Language is a funny thing…even within the same national variant there are many dialects and therefore the same word can come to mean different things.
I mean take for example the word ‘cat’ …ever since I was a child I have know its alter-ego to be ‘mouser’ or sometimes even ‘kitty’ or ‘pussy’ (you can stop sniggering) but I believe these terms to be relatively universal.
I have even known it to be called a Moggy.
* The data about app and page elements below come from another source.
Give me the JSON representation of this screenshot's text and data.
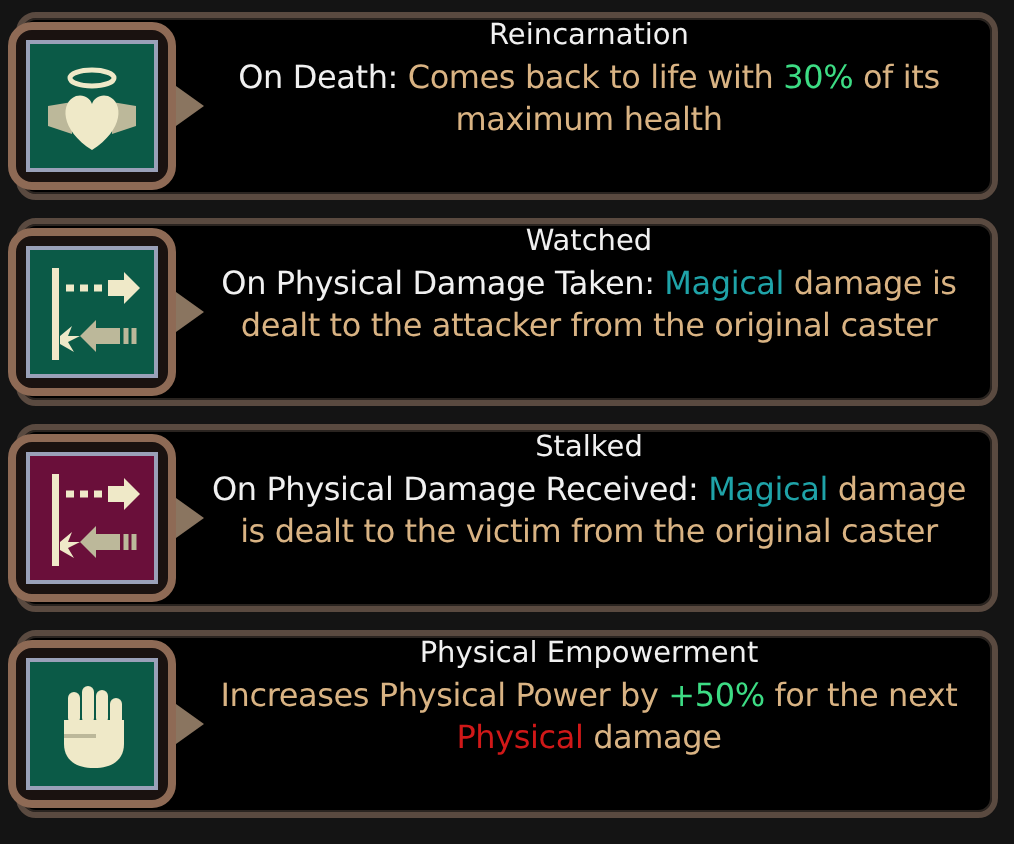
{
  "effects": [
    {
      "title": "Reincarnation",
      "kind": "heart",
      "color": "#0b5a47",
      "description": [
        {
          "kind": "trigger",
          "text": "On Death: "
        },
        {
          "kind": "plain",
          "text": "Comes back to life with "
        },
        {
          "kind": "bonus",
          "text": "30%"
        },
        {
          "kind": "plain",
          "text": " of its maximum health"
        }
      ]
    },
    {
      "title": "Watched",
      "kind": "arrows",
      "color": "#0b5a47",
      "description": [
        {
          "kind": "trigger",
          "text": "On Physical Damage Taken: "
        },
        {
          "kind": "magical",
          "text": "Magical"
        },
        {
          "kind": "plain",
          "text": " damage is dealt to the attacker from the original caster"
        }
      ]
    },
    {
      "title": "Stalked",
      "kind": "arrows",
      "color": "#6a0f3a",
      "description": [
        {
          "kind": "trigger",
          "text": "On Physical Damage Received: "
        },
        {
          "kind": "magical",
          "text": "Magical"
        },
        {
          "kind": "plain",
          "text": " damage is dealt to the victim from the original caster"
        }
      ]
    },
    {
      "title": "Physical Empowerment",
      "kind": "fist",
      "color": "#0b5a47",
      "description": [
        {
          "kind": "plain",
          "text": "Increases Physical Power by "
        },
        {
          "kind": "bonus",
          "text": "+50%"
        },
        {
          "kind": "plain",
          "text": " for the next "
        },
        {
          "kind": "physical",
          "text": "Physical"
        },
        {
          "kind": "plain",
          "text": " damage"
        }
      ]
    }
  ]
}
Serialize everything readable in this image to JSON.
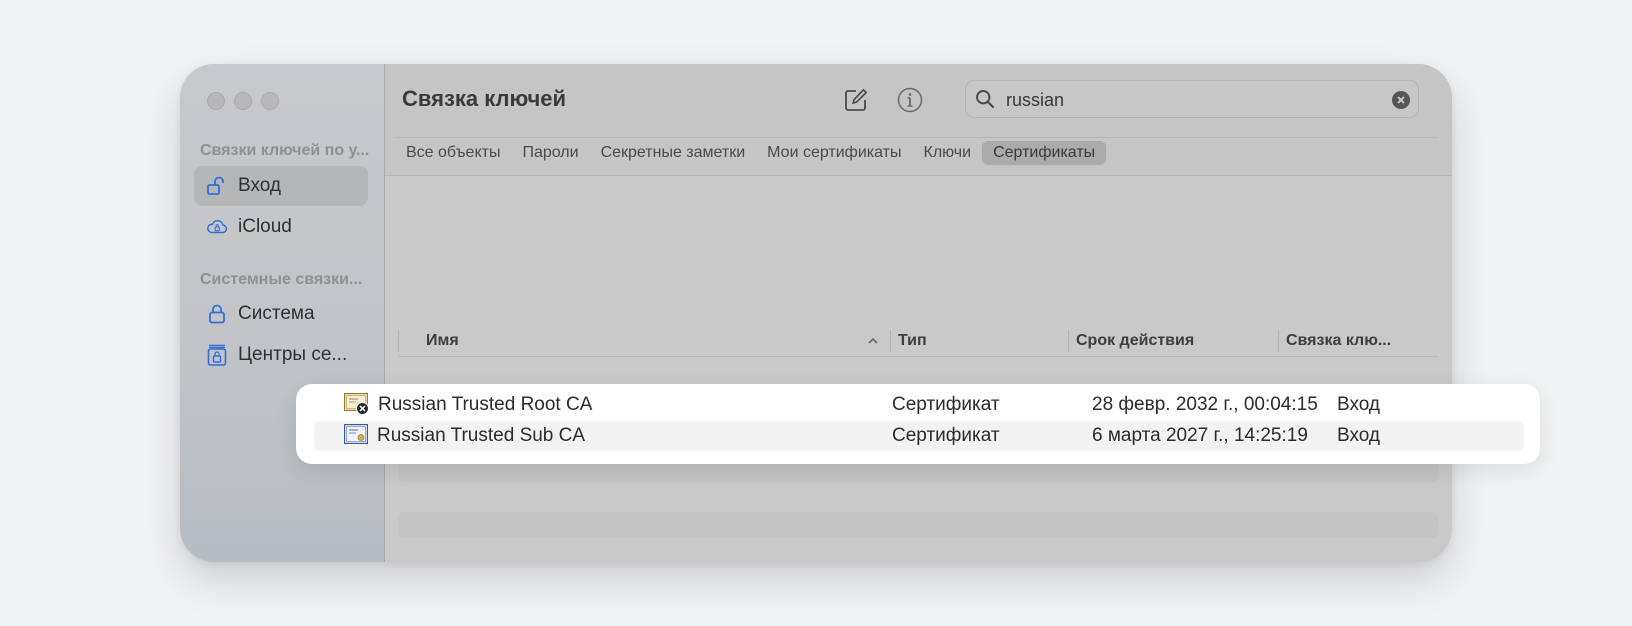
{
  "window": {
    "title": "Связка ключей",
    "traffic_lights": [
      "close",
      "minimize",
      "zoom"
    ]
  },
  "sidebar": {
    "section_1": "Связки ключей по у...",
    "items_1": [
      {
        "label": "Вход",
        "icon": "unlock-icon",
        "active": true
      },
      {
        "label": "iCloud",
        "icon": "cloud-icon",
        "active": false
      }
    ],
    "section_2": "Системные связки...",
    "items_2": [
      {
        "label": "Система",
        "icon": "lock-icon",
        "active": false
      },
      {
        "label": "Центры се...",
        "icon": "cabinet-lock-icon",
        "active": false
      }
    ]
  },
  "toolbar": {
    "compose_icon": "compose-icon",
    "info_icon": "info-icon"
  },
  "search": {
    "value": "russian",
    "icon": "search-icon",
    "clear_icon": "clear-icon"
  },
  "tabs": [
    {
      "label": "Все объекты",
      "active": false
    },
    {
      "label": "Пароли",
      "active": false
    },
    {
      "label": "Секретные заметки",
      "active": false
    },
    {
      "label": "Мои сертификаты",
      "active": false
    },
    {
      "label": "Ключи",
      "active": false
    },
    {
      "label": "Сертификаты",
      "active": true
    }
  ],
  "table": {
    "columns": [
      "Имя",
      "Тип",
      "Срок действия",
      "Связка клю..."
    ],
    "sort_column": "Имя",
    "sort_direction": "ascending",
    "rows": [
      {
        "name": "Russian Trusted Root CA",
        "type": "Сертификат",
        "expires": "28 февр. 2032 г., 00:04:15",
        "keychain": "Вход",
        "icon": "certificate-invalid-icon"
      },
      {
        "name": "Russian Trusted Sub CA",
        "type": "Сертификат",
        "expires": "6 марта 2027 г., 14:25:19",
        "keychain": "Вход",
        "icon": "certificate-icon"
      }
    ]
  },
  "colors": {
    "accent": "#2f6fd6",
    "window_dim": "#c9c9c9",
    "highlight_card": "#ffffff"
  }
}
But here’s where I get confused because in Nottinghamshire (possibly other places but definitely round here) a Moggy is a term applied to much more than a mere humble cat.
- First there’s a Miner – apparently Moggy is abbreviated version of Pit Moggy (both of which incidentally are no shorter or easier to say than the original term !)
- Then there’s the fact that a Moggy is also an affectionate term for a car namely a Morris Minor ( I had to be fair heard of that one before but as to whether that was somebody mis-hearing a conversation regarding a Pit Moggy and just applying the word to what was presumed to be discussion surrounding his preferred means of transport I’ve no idea).
- But a Moggy is also a Mouse ! Go figure that one – despite the term alledgedly originating from Lancashire I’d never heard of this meaning until I moved counties.
So when your moggy after driving home in his moggy sees a moggy and gets his moggy to catch it you can sort of grasp why English is said to be one of the most difficult languages to understand…
…. I mean brought up with it man and boy, it even on occasions still has me stumped !